DIRECTIONS: From the entries below, copy every line that holds the word "JSON".
----------------------------------------
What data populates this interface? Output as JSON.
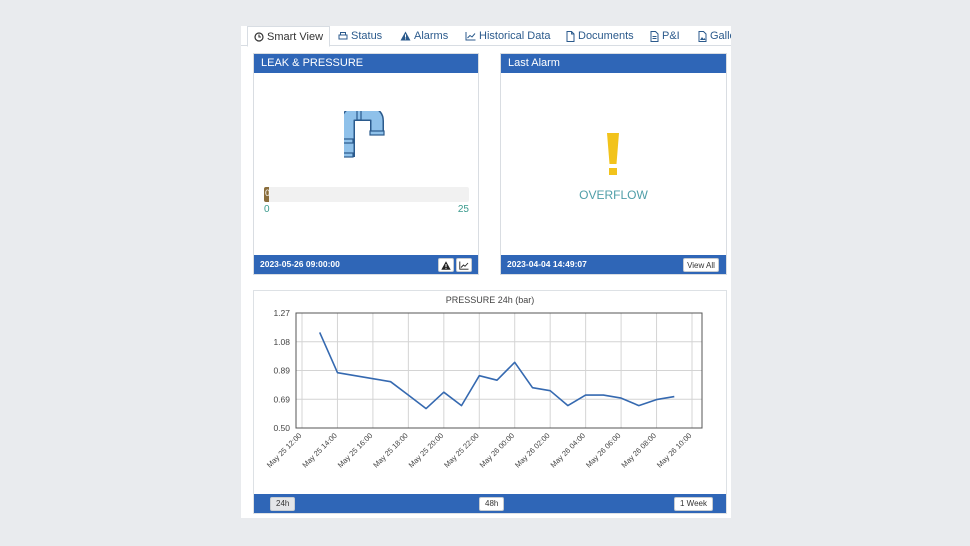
{
  "tabs": [
    {
      "label": "Smart View",
      "icon": "clock-icon",
      "active": true
    },
    {
      "label": "Status",
      "icon": "printer-icon"
    },
    {
      "label": "Alarms",
      "icon": "warning-icon"
    },
    {
      "label": "Historical Data",
      "icon": "line-chart-icon"
    },
    {
      "label": "Documents",
      "icon": "document-icon"
    },
    {
      "label": "P&I",
      "icon": "pdf-icon"
    },
    {
      "label": "Galle",
      "icon": "image-icon"
    }
  ],
  "leak_panel": {
    "title": "LEAK & PRESSURE",
    "gauge": {
      "value": "0",
      "min": "0",
      "max": "25",
      "fill_fraction": 0.02
    },
    "timestamp": "2023-05-26 09:00:00",
    "icons": [
      "warning-icon",
      "chart-icon"
    ]
  },
  "alarm_panel": {
    "title": "Last Alarm",
    "alarm": "OVERFLOW",
    "timestamp": "2023-04-04 14:49:07",
    "view_all": "View All"
  },
  "range_buttons": [
    "24h",
    "48h",
    "1 Week"
  ],
  "colors": {
    "accent": "#2f66b7",
    "line": "#3569b0",
    "alarm": "#f2c31b",
    "pipe": "#8fc1ea"
  },
  "chart_data": {
    "type": "line",
    "title": "PRESSURE 24h (bar)",
    "y_ticks": [
      "1.27",
      "1.08",
      "0.89",
      "0.69",
      "0.50"
    ],
    "ylim": [
      0.5,
      1.27
    ],
    "x_ticks": [
      "May 25 12:00",
      "May 25 14:00",
      "May 25 16:00",
      "May 25 18:00",
      "May 25 20:00",
      "May 25 22:00",
      "May 26 00:00",
      "May 26 02:00",
      "May 26 04:00",
      "May 26 06:00",
      "May 26 08:00",
      "May 26 10:00"
    ],
    "x": [
      "May 25 13:00",
      "May 25 14:00",
      "May 25 15:00",
      "May 25 16:00",
      "May 25 17:00",
      "May 25 18:00",
      "May 25 19:00",
      "May 25 20:00",
      "May 25 21:00",
      "May 25 22:00",
      "May 25 23:00",
      "May 26 00:00",
      "May 26 01:00",
      "May 26 02:00",
      "May 26 03:00",
      "May 26 04:00",
      "May 26 05:00",
      "May 26 06:00",
      "May 26 07:00",
      "May 26 08:00",
      "May 26 09:00"
    ],
    "values": [
      1.14,
      0.87,
      0.85,
      0.83,
      0.81,
      0.72,
      0.63,
      0.74,
      0.65,
      0.85,
      0.82,
      0.94,
      0.77,
      0.75,
      0.65,
      0.72,
      0.72,
      0.7,
      0.65,
      0.69,
      0.71
    ],
    "grid": true,
    "legend": "none"
  }
}
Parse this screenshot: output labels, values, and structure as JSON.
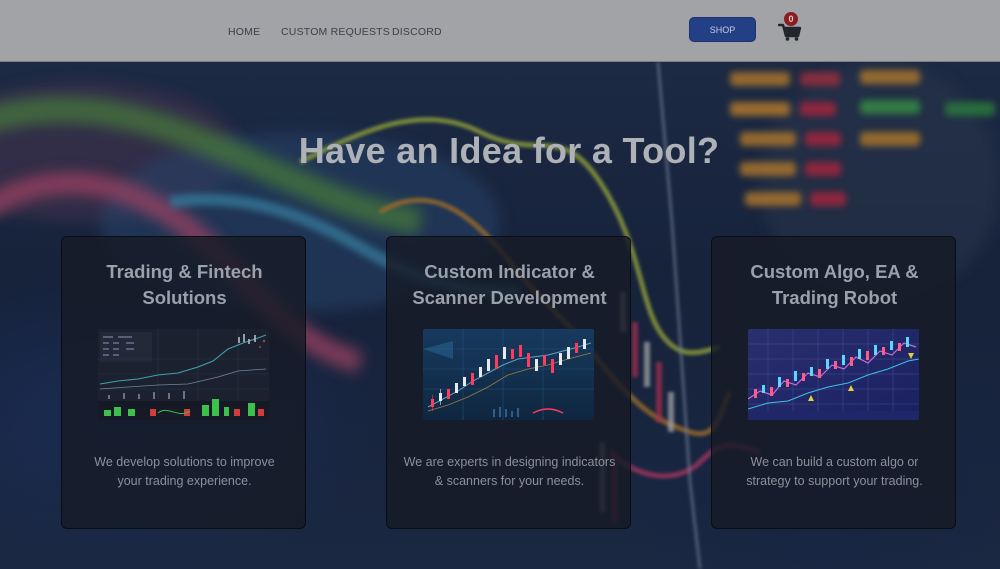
{
  "nav": {
    "links": [
      "HOME",
      "CUSTOM REQUESTS",
      "DISCORD"
    ],
    "shop_label": "SHOP",
    "cart_count": "0"
  },
  "hero": {
    "title": "Have an Idea for a Tool?"
  },
  "cards": [
    {
      "title_line1": "Trading & Fintech",
      "title_line2": "Solutions",
      "desc_line1": "We develop solutions to improve",
      "desc_line2": "your trading experience."
    },
    {
      "title_line1": "Custom Indicator &",
      "title_line2": "Scanner Development",
      "desc_line1": "We are experts in designing indicators",
      "desc_line2": "& scanners for your needs."
    },
    {
      "title_line1": "Custom Algo, EA &",
      "title_line2": "Trading Robot",
      "desc_line1": "We can build a custom algo or",
      "desc_line2": "strategy to support your trading."
    }
  ],
  "icons": {
    "cart": "shopping-cart-icon"
  },
  "colors": {
    "topbar": "#a2a3a7",
    "shop_button": "#233f86",
    "cart_badge": "#8a1d1f",
    "card_bg": "#161b26"
  }
}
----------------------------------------
RESPONSE BOX:
What data populates this interface? Output as JSON.
Parse this screenshot: output labels, values, and structure as JSON.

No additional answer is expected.